** Opening Input for this task block **

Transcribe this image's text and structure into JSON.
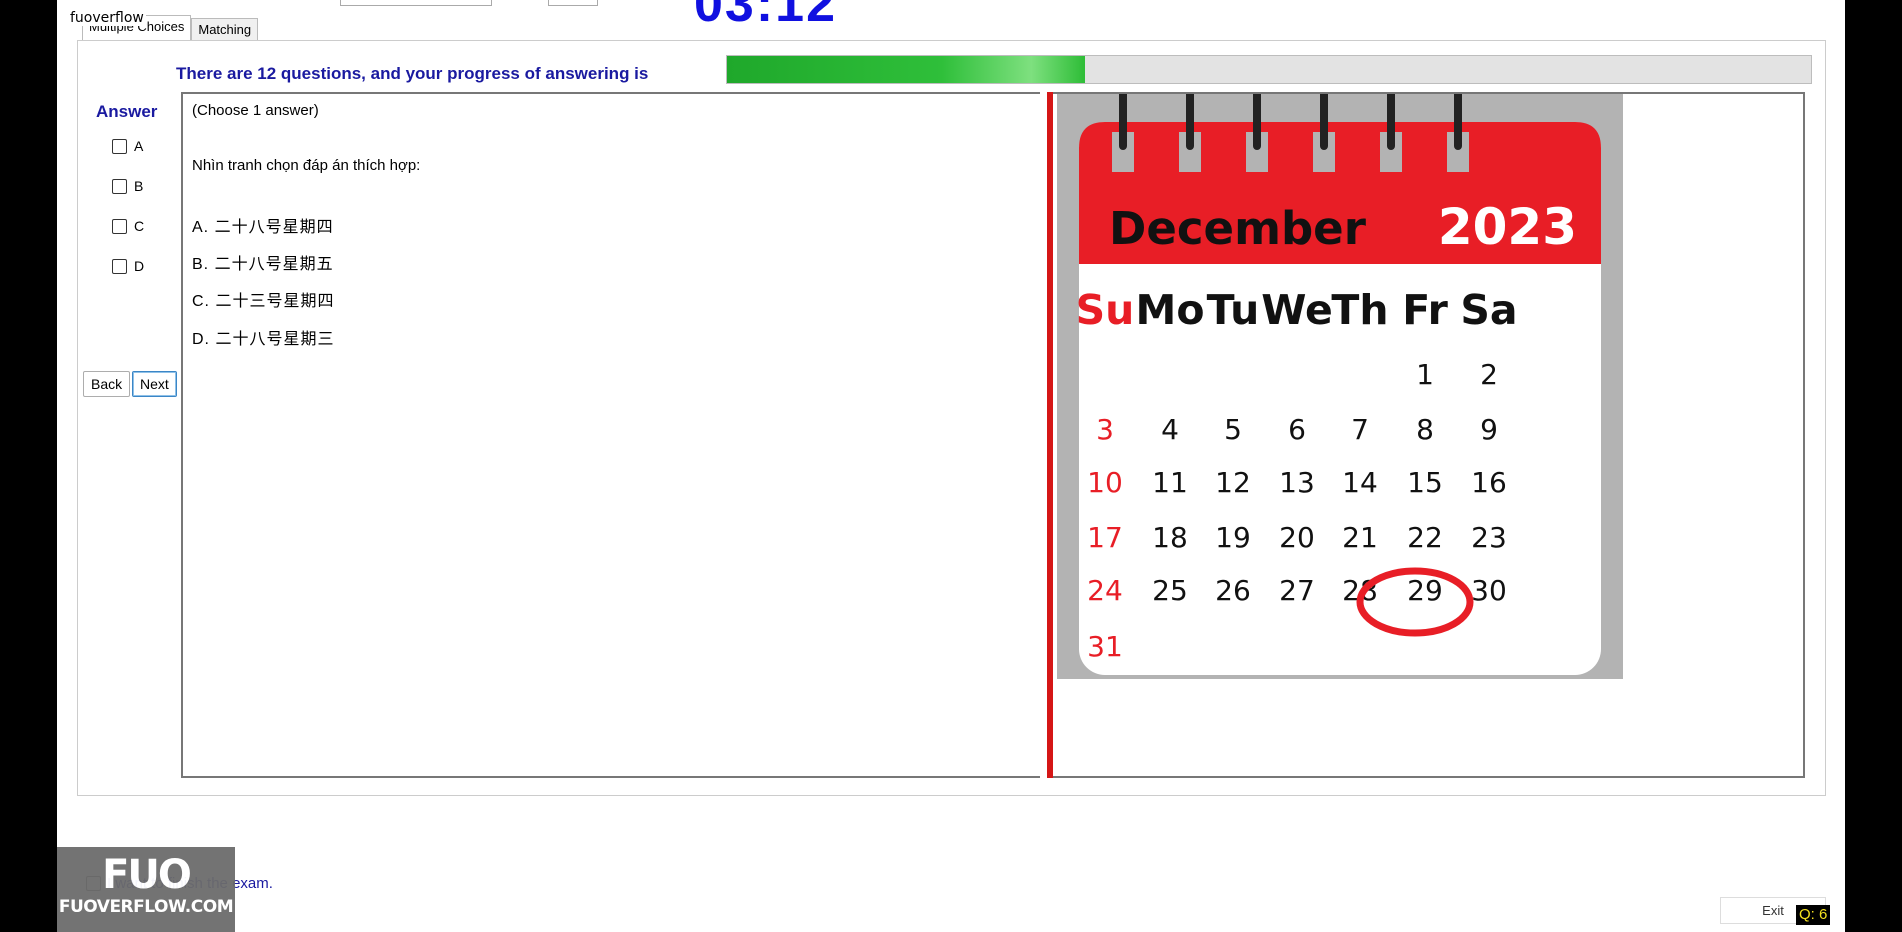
{
  "app": {
    "title": "fuoverflow"
  },
  "timer": "03:12",
  "tabs": [
    {
      "label": "Multiple Choices",
      "label_visible": "Multiple Choices"
    },
    {
      "label": "Matching"
    }
  ],
  "progress": {
    "label": "There are 12 questions, and your progress of answering is",
    "fraction": 0.33,
    "color": "#2fbf3a"
  },
  "answer": {
    "title": "Answer",
    "options": [
      "A",
      "B",
      "C",
      "D"
    ]
  },
  "nav": {
    "back": "Back",
    "next": "Next"
  },
  "question": {
    "choose": "(Choose 1 answer)",
    "prompt": "Nhìn tranh chọn đáp án thích hợp:",
    "options": [
      "A.  二十八号星期四",
      "B.  二十八号星期五",
      "C.  二十三号星期四",
      "D.  二十八号星期三"
    ]
  },
  "calendar": {
    "month": "December",
    "year": "2023",
    "weekdays": [
      "Su",
      "Mo",
      "Tu",
      "We",
      "Th",
      "Fr",
      "Sa"
    ],
    "weeks": [
      [
        "",
        "",
        "",
        "",
        "",
        "1",
        "2"
      ],
      [
        "3",
        "4",
        "5",
        "6",
        "7",
        "8",
        "9"
      ],
      [
        "10",
        "11",
        "12",
        "13",
        "14",
        "15",
        "16"
      ],
      [
        "17",
        "18",
        "19",
        "20",
        "21",
        "22",
        "23"
      ],
      [
        "24",
        "25",
        "26",
        "27",
        "28",
        "29",
        "30"
      ],
      [
        "31",
        "",
        "",
        "",
        "",
        "",
        ""
      ]
    ],
    "highlighted": "28",
    "accent": "#e81e26"
  },
  "finish": {
    "label": "I want to finish the exam."
  },
  "logo": {
    "big": "FUO",
    "site": "FUOVERFLOW.COM"
  },
  "footer": {
    "exit": "Exit",
    "qcount": "Q: 6"
  }
}
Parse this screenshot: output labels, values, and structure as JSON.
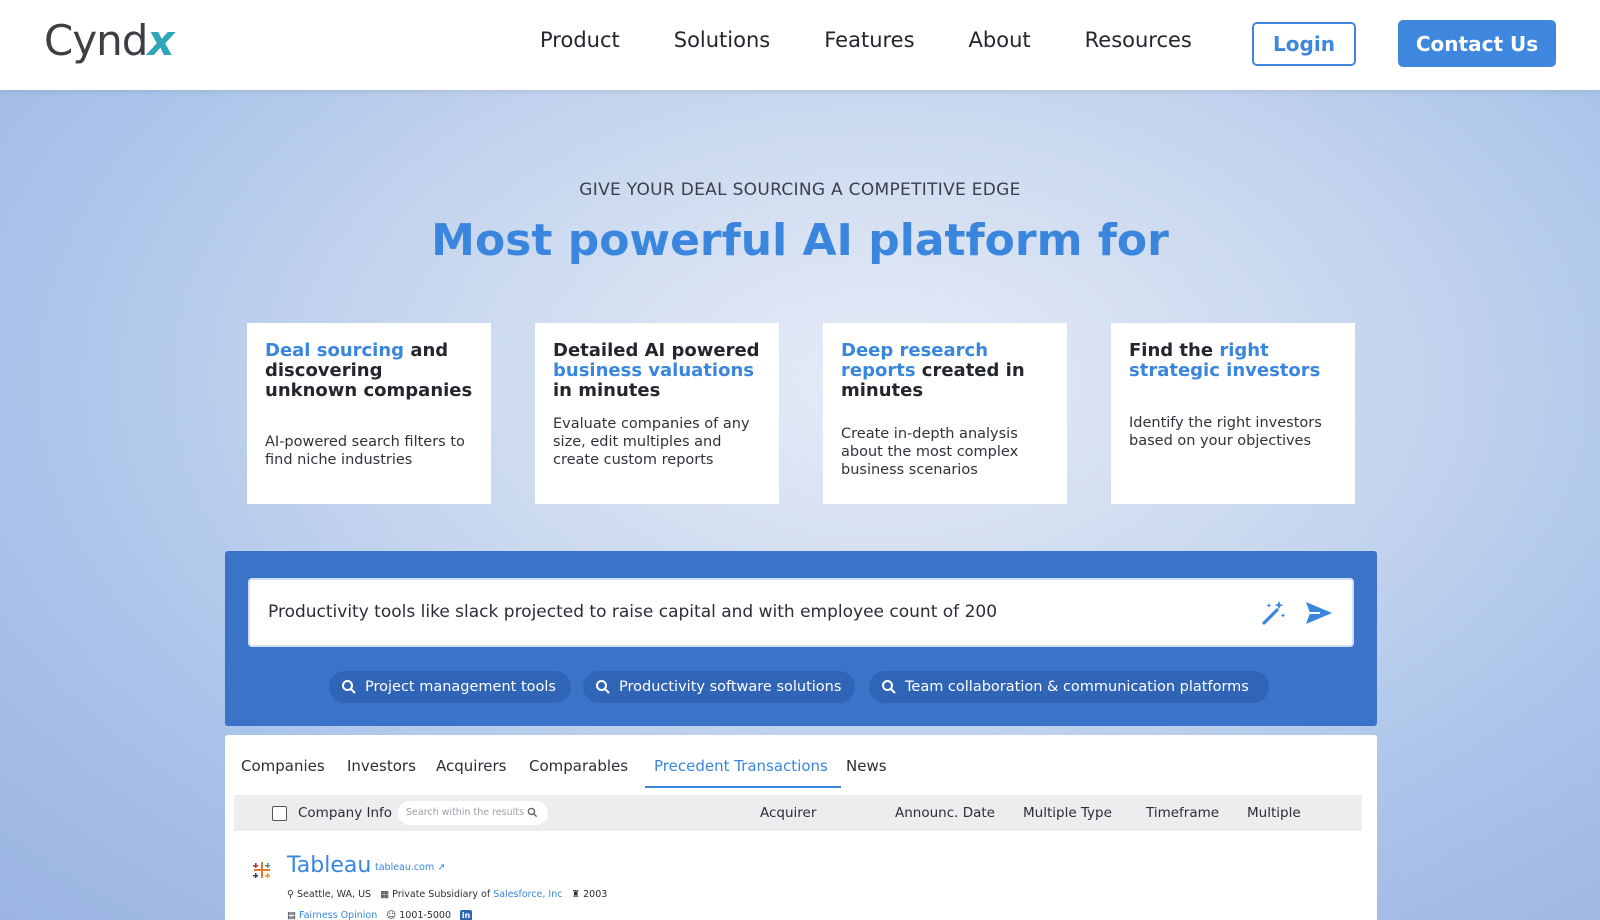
{
  "brand": {
    "name_main": "Cynd",
    "name_accent": "x"
  },
  "nav": {
    "items": [
      "Product",
      "Solutions",
      "Features",
      "About",
      "Resources"
    ],
    "login_label": "Login",
    "contact_label": "Contact Us"
  },
  "hero": {
    "eyebrow": "GIVE YOUR DEAL SOURCING A COMPETITIVE EDGE",
    "headline": "Most powerful AI platform for"
  },
  "cards": [
    {
      "title_hl1": "Deal sourcing",
      "title_rest": " and discovering unknown companies",
      "desc": "AI-powered search filters to find niche industries"
    },
    {
      "title_pre": "Detailed AI powered ",
      "title_hl": "business valuations",
      "title_post": " in minutes",
      "desc": "Evaluate companies of any size, edit multiples and create custom reports"
    },
    {
      "title_hl": "Deep research reports",
      "title_post": " created in minutes",
      "desc": "Create in-depth analysis about the most complex business scenarios"
    },
    {
      "title_pre": "Find the ",
      "title_hl": "right strategic investors",
      "desc": "Identify the right investors based on your objectives"
    }
  ],
  "search": {
    "query": "Productivity tools like slack projected to raise capital and with employee count of 200",
    "suggestions": [
      "Project management tools",
      "Productivity software solutions",
      "Team collaboration & communication platforms"
    ]
  },
  "results": {
    "tabs": [
      "Companies",
      "Investors",
      "Acquirers",
      "Comparables",
      "Precedent Transactions",
      "News"
    ],
    "active_tab": "Precedent Transactions",
    "columns": {
      "company": "Company Info",
      "search_placeholder": "Search within the results",
      "acquirer": "Acquirer",
      "date": "Announc. Date",
      "multiple_type": "Multiple Type",
      "timeframe": "Timeframe",
      "multiple": "Multiple"
    },
    "row": {
      "name": "Tableau",
      "site": "tableau.com",
      "location": "Seattle, WA, US",
      "ownership_pre": "Private Subsidiary of ",
      "parent": "Salesforce, Inc",
      "founded": "2003",
      "opinion": "Fairness Opinion",
      "employees": "1001-5000"
    }
  },
  "colors": {
    "accent": "#3a86de",
    "panel": "#3a73c8",
    "logo_accent": "#2fa7b9"
  }
}
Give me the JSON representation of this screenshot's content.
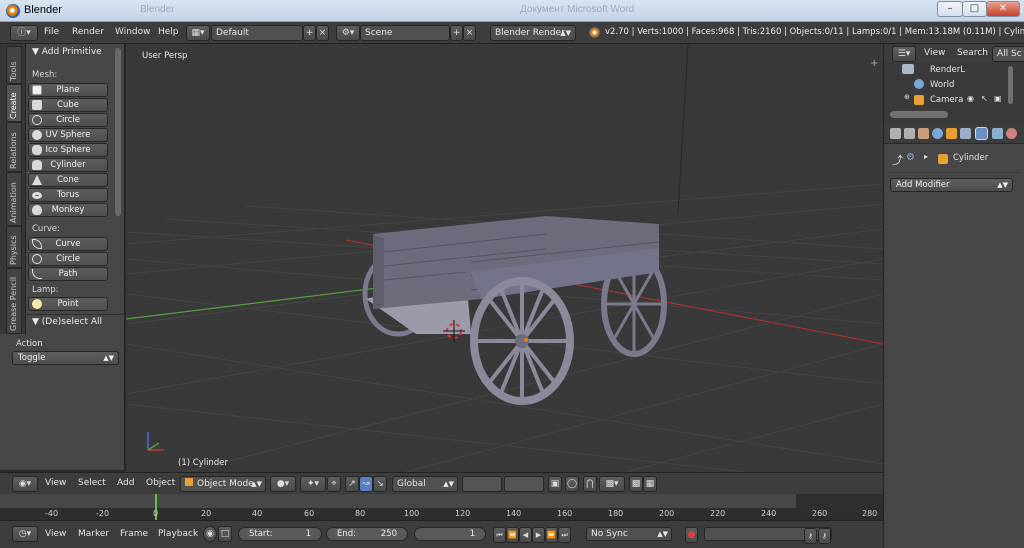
{
  "window": {
    "title": "Blender",
    "ghost_left": "Blender",
    "ghost_right": "Документ Microsoft Word"
  },
  "info_header": {
    "menus": [
      "File",
      "Render",
      "Window",
      "Help"
    ],
    "layout": "Default",
    "scene": "Scene",
    "engine": "Blender Render",
    "stats": "v2.70 | Verts:1000 | Faces:968 | Tris:2160 | Objects:0/11 | Lamps:0/1 | Mem:13.18M (0.11M) | Cylinder"
  },
  "tool_tabs": [
    "Tools",
    "Create",
    "Relations",
    "Animation",
    "Physics",
    "Grease Pencil"
  ],
  "toolshelf": {
    "panel_title": "Add Primitive",
    "mesh_label": "Mesh:",
    "mesh_items": [
      "Plane",
      "Cube",
      "Circle",
      "UV Sphere",
      "Ico Sphere",
      "Cylinder",
      "Cone",
      "Torus",
      "Monkey"
    ],
    "curve_label": "Curve:",
    "curve_items": [
      "Curve",
      "Circle",
      "Path"
    ],
    "lamp_label": "Lamp:",
    "lamp_items": [
      "Point"
    ],
    "operator_title": "(De)select All",
    "action_label": "Action",
    "action_value": "Toggle"
  },
  "viewport": {
    "view_name": "User Persp",
    "object_label": "(1) Cylinder"
  },
  "view3d_header": {
    "menus": [
      "View",
      "Select",
      "Add",
      "Object"
    ],
    "mode": "Object Mode",
    "orientation": "Global"
  },
  "timeline": {
    "ticks": [
      "-40",
      "-20",
      "0",
      "20",
      "40",
      "60",
      "80",
      "100",
      "120",
      "140",
      "160",
      "180",
      "200",
      "220",
      "240",
      "260",
      "280"
    ],
    "menus": [
      "View",
      "Marker",
      "Frame",
      "Playback"
    ],
    "start_label": "Start:",
    "start_value": "1",
    "end_label": "End:",
    "end_value": "250",
    "current_frame": "1",
    "sync": "No Sync"
  },
  "outliner": {
    "menus": [
      "View",
      "Search"
    ],
    "filter": "All Sc",
    "rows": [
      "RenderL",
      "World",
      "Camera"
    ]
  },
  "properties": {
    "object_name": "Cylinder",
    "add_modifier": "Add Modifier"
  },
  "colors": {
    "accent_blue": "#5680c2",
    "x_axis": "#a83232",
    "y_axis": "#5aa03c",
    "wagon": "#7a7a8c"
  }
}
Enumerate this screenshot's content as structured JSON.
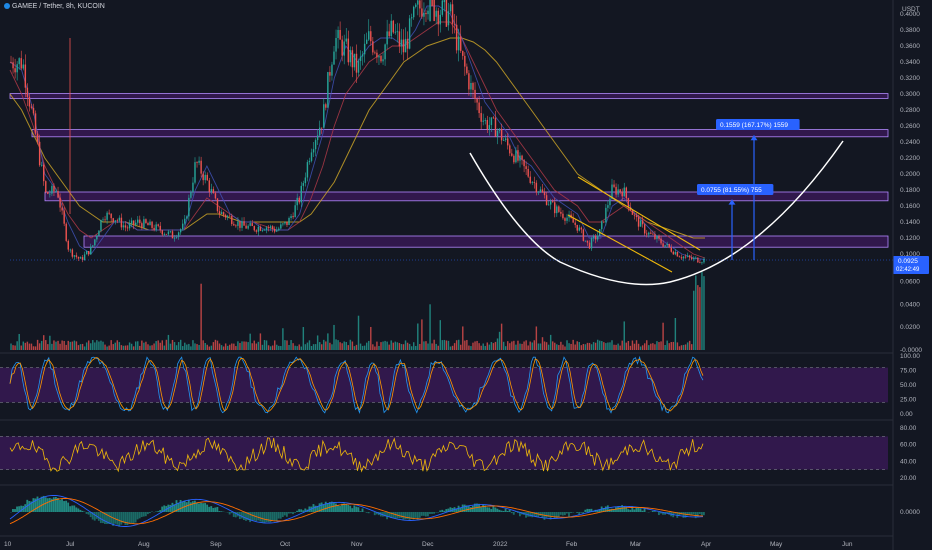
{
  "header": {
    "title": "GAMEE / Tether, 8h, KUCOIN",
    "unit": "USDT"
  },
  "colors": {
    "background": "#131722",
    "up": "#26a69a",
    "down": "#ef5350",
    "zone_fill": "#6a1b9a",
    "zone_border": "#b388ff",
    "curve": "#ffffff",
    "channel": "#f0b90b",
    "measure": "#2962ff",
    "price_label": "#2962ff",
    "stoch_k": "#2196f3",
    "stoch_d": "#ff9800",
    "rsi": "#f0b90b",
    "macd": "#2962ff",
    "signal": "#ff6d00"
  },
  "chart_data": {
    "type": "candlestick",
    "title": "GAMEE / Tether, 8h, KUCOIN",
    "price_axis": {
      "unit": "USDT",
      "ylim": [
        0.06,
        0.4
      ],
      "ticks": [
        "0.4000",
        "0.3800",
        "0.3600",
        "0.3400",
        "0.3200",
        "0.3000",
        "0.2800",
        "0.2600",
        "0.2400",
        "0.2200",
        "0.2000",
        "0.1800",
        "0.1600",
        "0.1400",
        "0.1200",
        "0.1000"
      ],
      "tick_values": [
        0.4,
        0.38,
        0.36,
        0.34,
        0.32,
        0.3,
        0.28,
        0.26,
        0.24,
        0.22,
        0.2,
        0.18,
        0.16,
        0.14,
        0.12,
        0.1
      ]
    },
    "time_axis": {
      "labels": [
        "10",
        "Jul",
        "Aug",
        "Sep",
        "Oct",
        "Nov",
        "Dec",
        "2022",
        "Feb",
        "Mar",
        "Apr",
        "May",
        "Jun"
      ]
    },
    "last_price": "0.0925",
    "countdown": "02:42:49",
    "resistance_zones": [
      [
        0.2945,
        0.3005
      ],
      [
        0.2465,
        0.2555
      ],
      [
        0.1665,
        0.1775
      ],
      [
        0.1085,
        0.1225
      ]
    ],
    "price_path": [
      [
        0.34,
        0.34
      ],
      [
        0.36,
        0.32
      ],
      [
        0.3,
        0.22
      ],
      [
        0.16,
        0.19
      ],
      [
        0.21,
        0.15
      ],
      [
        0.12,
        0.09
      ],
      [
        0.1,
        0.085
      ],
      [
        0.11,
        0.105
      ],
      [
        0.14,
        0.16
      ],
      [
        0.16,
        0.13
      ],
      [
        0.14,
        0.125
      ],
      [
        0.15,
        0.13
      ],
      [
        0.14,
        0.13
      ],
      [
        0.13,
        0.13
      ],
      [
        0.12,
        0.125
      ],
      [
        0.13,
        0.14
      ],
      [
        0.18,
        0.25
      ],
      [
        0.2,
        0.18
      ],
      [
        0.16,
        0.145
      ],
      [
        0.15,
        0.14
      ],
      [
        0.14,
        0.13
      ],
      [
        0.135,
        0.13
      ],
      [
        0.14,
        0.13
      ],
      [
        0.13,
        0.13
      ],
      [
        0.14,
        0.14
      ],
      [
        0.16,
        0.18
      ],
      [
        0.21,
        0.26
      ],
      [
        0.24,
        0.3
      ],
      [
        0.34,
        0.4
      ],
      [
        0.38,
        0.33
      ],
      [
        0.3,
        0.36
      ],
      [
        0.4,
        0.34
      ],
      [
        0.32,
        0.38
      ],
      [
        0.4,
        0.36
      ],
      [
        0.34,
        0.37
      ],
      [
        0.39,
        0.41
      ],
      [
        0.44,
        0.4
      ],
      [
        0.39,
        0.42
      ],
      [
        0.42,
        0.38
      ],
      [
        0.36,
        0.33
      ],
      [
        0.32,
        0.28
      ],
      [
        0.27,
        0.26
      ],
      [
        0.26,
        0.255
      ],
      [
        0.25,
        0.22
      ],
      [
        0.22,
        0.21
      ],
      [
        0.2,
        0.19
      ],
      [
        0.18,
        0.17
      ],
      [
        0.16,
        0.155
      ],
      [
        0.15,
        0.145
      ],
      [
        0.14,
        0.13
      ],
      [
        0.12,
        0.1
      ],
      [
        0.105,
        0.15
      ],
      [
        0.17,
        0.19
      ],
      [
        0.2,
        0.16
      ],
      [
        0.15,
        0.14
      ],
      [
        0.13,
        0.125
      ],
      [
        0.12,
        0.115
      ],
      [
        0.11,
        0.105
      ],
      [
        0.1,
        0.095
      ],
      [
        0.095,
        0.092
      ],
      [
        0.093,
        0.0925
      ]
    ],
    "overlays": {
      "ma_long": [
        0.3,
        0.28,
        0.25,
        0.22,
        0.2,
        0.18,
        0.16,
        0.15,
        0.14,
        0.14,
        0.14,
        0.135,
        0.13,
        0.13,
        0.13,
        0.13,
        0.14,
        0.15,
        0.15,
        0.145,
        0.14,
        0.14,
        0.14,
        0.14,
        0.14,
        0.14,
        0.15,
        0.17,
        0.19,
        0.22,
        0.25,
        0.28,
        0.3,
        0.32,
        0.34,
        0.35,
        0.36,
        0.365,
        0.37,
        0.37,
        0.365,
        0.355,
        0.34,
        0.32,
        0.3,
        0.28,
        0.26,
        0.24,
        0.22,
        0.2,
        0.19,
        0.18,
        0.17,
        0.16,
        0.15,
        0.14,
        0.135,
        0.13,
        0.125,
        0.12,
        0.12
      ],
      "ma_mid": [
        0.33,
        0.3,
        0.26,
        0.21,
        0.18,
        0.15,
        0.13,
        0.12,
        0.13,
        0.14,
        0.14,
        0.13,
        0.13,
        0.13,
        0.13,
        0.13,
        0.15,
        0.17,
        0.16,
        0.15,
        0.14,
        0.14,
        0.135,
        0.13,
        0.13,
        0.14,
        0.17,
        0.21,
        0.26,
        0.3,
        0.32,
        0.34,
        0.35,
        0.36,
        0.36,
        0.37,
        0.38,
        0.39,
        0.39,
        0.37,
        0.34,
        0.31,
        0.28,
        0.26,
        0.24,
        0.22,
        0.2,
        0.18,
        0.17,
        0.16,
        0.14,
        0.14,
        0.15,
        0.16,
        0.15,
        0.14,
        0.13,
        0.12,
        0.11,
        0.1,
        0.095
      ],
      "ma_short": [
        0.34,
        0.33,
        0.28,
        0.2,
        0.18,
        0.14,
        0.11,
        0.1,
        0.12,
        0.14,
        0.14,
        0.13,
        0.13,
        0.13,
        0.13,
        0.13,
        0.18,
        0.21,
        0.18,
        0.15,
        0.14,
        0.14,
        0.13,
        0.13,
        0.13,
        0.15,
        0.2,
        0.25,
        0.32,
        0.36,
        0.34,
        0.36,
        0.37,
        0.37,
        0.36,
        0.38,
        0.41,
        0.41,
        0.4,
        0.37,
        0.33,
        0.29,
        0.27,
        0.25,
        0.22,
        0.21,
        0.19,
        0.17,
        0.16,
        0.15,
        0.12,
        0.12,
        0.16,
        0.17,
        0.15,
        0.135,
        0.12,
        0.11,
        0.1,
        0.095,
        0.093
      ]
    },
    "annotations": [
      {
        "text": "0.1559 (167.17%) 1559",
        "x_index": 61.5,
        "from": 0.0925,
        "to": 0.2484
      },
      {
        "text": "0.0755 (81.55%) 755",
        "x_index": 59.5,
        "from": 0.0925,
        "to": 0.168
      }
    ],
    "volume_axis": {
      "ticks": [
        "0.0600",
        "0.0400",
        "0.0200",
        "-0.0000"
      ],
      "tick_values": [
        0.06,
        0.04,
        0.02,
        0.0
      ]
    },
    "stoch": {
      "ticks": [
        "100.00",
        "75.00",
        "50.00",
        "25.00",
        "0.00"
      ],
      "tick_values": [
        100,
        75,
        50,
        25,
        0
      ],
      "band": [
        20,
        80
      ]
    },
    "rsi": {
      "ticks": [
        "80.00",
        "60.00",
        "40.00",
        "20.00"
      ],
      "tick_values": [
        80,
        60,
        40,
        20
      ],
      "band": [
        30,
        70
      ]
    },
    "macd": {
      "ticks": [
        "0.0000"
      ],
      "tick_values": [
        0
      ]
    }
  }
}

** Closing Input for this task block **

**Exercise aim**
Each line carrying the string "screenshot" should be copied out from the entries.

**Written answer**
Parse this screenshot: output labels, values, and structure as JSON.
Give me the JSON representation of this screenshot's content.
Enumerate this screenshot's content as structured JSON.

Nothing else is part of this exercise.